We conducted a retrospective analysis of a London e-service, between April 2022 and April 2023, to explore the demographics of PU and NPU, focussing on MSM and BW, stratifying by age, ethnicity and HIV, Neisseria Gonorrhoea (GC) and Chlamydia Trachomatis (CT) positivity.
100786 users who accessed the e-service for HIV testing were MSM; 47% (n=47568) were PU. Of the 53218 NPU, 55% were signposted to PrEP advice. HIV positivity amongst NPU was slightly higher than PU, 0.32% versus 0.23%; the highest being amongst those of Latin American and other Black background. GC and CT positivity in PU were 8.3% and 7.49%, respectively, as compared to 4.9% and 4.39% in NPU. 64005 users were BW; only 38 were PU. Of the 63967 NPU, 30% were signposted to PrEP. HIV positivity amongst NPU was 0.29%; the highest amongst those of Black African background and those aged 25-34. GC and CT positivity in NPU were 0.5% and 3.51%, respectively.
The data offers insight into the potential magnitude and demographics of missed opportunities within HIV prevention.
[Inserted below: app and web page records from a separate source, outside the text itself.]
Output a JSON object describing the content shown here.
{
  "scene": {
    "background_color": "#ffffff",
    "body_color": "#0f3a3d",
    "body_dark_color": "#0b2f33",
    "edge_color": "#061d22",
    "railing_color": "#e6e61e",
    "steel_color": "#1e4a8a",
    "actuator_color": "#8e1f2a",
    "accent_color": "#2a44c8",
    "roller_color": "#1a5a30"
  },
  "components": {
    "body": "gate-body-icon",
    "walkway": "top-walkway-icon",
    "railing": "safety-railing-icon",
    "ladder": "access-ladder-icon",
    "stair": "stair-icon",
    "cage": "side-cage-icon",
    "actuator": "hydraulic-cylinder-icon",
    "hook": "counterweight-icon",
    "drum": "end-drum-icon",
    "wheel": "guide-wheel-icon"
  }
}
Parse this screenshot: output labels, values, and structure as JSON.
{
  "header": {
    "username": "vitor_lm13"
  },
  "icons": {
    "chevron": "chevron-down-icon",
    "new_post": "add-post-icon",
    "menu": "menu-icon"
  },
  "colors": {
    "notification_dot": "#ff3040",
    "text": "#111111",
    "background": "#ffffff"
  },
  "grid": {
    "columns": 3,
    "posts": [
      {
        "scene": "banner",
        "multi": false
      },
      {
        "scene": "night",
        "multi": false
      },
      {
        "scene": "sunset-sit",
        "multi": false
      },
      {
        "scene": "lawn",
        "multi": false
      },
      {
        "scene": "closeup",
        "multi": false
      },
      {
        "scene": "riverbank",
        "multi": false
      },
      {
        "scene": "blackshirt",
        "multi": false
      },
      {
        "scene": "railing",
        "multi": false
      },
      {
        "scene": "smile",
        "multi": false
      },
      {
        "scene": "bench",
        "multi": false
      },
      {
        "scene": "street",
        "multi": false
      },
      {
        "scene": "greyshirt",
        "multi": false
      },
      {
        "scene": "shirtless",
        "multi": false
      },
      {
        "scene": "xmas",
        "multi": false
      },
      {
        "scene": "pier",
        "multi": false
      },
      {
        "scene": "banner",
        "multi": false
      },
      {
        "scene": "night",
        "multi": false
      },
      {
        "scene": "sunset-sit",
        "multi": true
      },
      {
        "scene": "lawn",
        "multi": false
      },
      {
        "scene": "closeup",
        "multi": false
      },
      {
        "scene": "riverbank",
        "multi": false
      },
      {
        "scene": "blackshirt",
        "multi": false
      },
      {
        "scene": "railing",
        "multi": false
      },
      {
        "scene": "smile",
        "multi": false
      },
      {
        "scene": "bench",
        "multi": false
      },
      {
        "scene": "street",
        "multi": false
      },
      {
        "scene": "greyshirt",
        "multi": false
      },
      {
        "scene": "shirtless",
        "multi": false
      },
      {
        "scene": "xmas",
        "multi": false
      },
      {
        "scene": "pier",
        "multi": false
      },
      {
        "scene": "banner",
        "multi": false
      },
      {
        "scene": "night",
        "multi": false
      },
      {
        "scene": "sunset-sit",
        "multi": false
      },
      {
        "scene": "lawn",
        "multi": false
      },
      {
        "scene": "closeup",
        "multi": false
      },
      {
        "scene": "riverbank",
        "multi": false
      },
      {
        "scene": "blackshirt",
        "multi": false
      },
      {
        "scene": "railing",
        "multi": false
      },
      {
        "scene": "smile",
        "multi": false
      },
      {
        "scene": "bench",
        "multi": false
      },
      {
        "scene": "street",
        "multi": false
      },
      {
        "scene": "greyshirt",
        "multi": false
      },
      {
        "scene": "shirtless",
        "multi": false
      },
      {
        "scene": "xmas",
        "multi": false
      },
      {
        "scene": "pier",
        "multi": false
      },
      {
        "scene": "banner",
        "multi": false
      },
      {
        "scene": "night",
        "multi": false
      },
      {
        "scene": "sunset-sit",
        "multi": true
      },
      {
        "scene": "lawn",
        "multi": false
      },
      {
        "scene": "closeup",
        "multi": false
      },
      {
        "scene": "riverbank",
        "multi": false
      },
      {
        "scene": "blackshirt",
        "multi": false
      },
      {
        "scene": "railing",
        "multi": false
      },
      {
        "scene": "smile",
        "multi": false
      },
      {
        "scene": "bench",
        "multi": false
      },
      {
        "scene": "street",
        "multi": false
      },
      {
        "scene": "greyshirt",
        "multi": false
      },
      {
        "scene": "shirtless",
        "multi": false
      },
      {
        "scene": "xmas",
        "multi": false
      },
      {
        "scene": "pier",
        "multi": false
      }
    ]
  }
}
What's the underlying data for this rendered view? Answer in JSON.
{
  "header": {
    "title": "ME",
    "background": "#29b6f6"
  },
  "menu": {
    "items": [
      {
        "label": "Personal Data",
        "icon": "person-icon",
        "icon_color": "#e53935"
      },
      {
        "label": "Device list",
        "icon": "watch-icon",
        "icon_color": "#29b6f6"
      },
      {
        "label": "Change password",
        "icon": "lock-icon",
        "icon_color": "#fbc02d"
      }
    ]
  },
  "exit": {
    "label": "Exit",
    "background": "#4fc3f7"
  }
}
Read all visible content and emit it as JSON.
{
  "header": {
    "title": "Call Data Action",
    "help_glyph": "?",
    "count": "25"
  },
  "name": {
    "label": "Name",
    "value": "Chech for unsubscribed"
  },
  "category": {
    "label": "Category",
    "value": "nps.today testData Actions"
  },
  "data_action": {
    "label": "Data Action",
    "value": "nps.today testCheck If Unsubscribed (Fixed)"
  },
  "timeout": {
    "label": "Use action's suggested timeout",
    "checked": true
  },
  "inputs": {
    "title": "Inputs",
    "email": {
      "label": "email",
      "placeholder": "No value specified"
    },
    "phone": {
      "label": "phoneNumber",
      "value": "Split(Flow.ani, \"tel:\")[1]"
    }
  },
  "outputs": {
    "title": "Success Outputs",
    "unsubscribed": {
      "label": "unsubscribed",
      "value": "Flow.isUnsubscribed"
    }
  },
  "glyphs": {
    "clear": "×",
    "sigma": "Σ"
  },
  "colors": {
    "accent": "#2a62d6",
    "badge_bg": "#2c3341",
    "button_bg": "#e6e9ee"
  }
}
Future initiatives should further explore how to maximise PrEP uptake via digital PrEP pathways.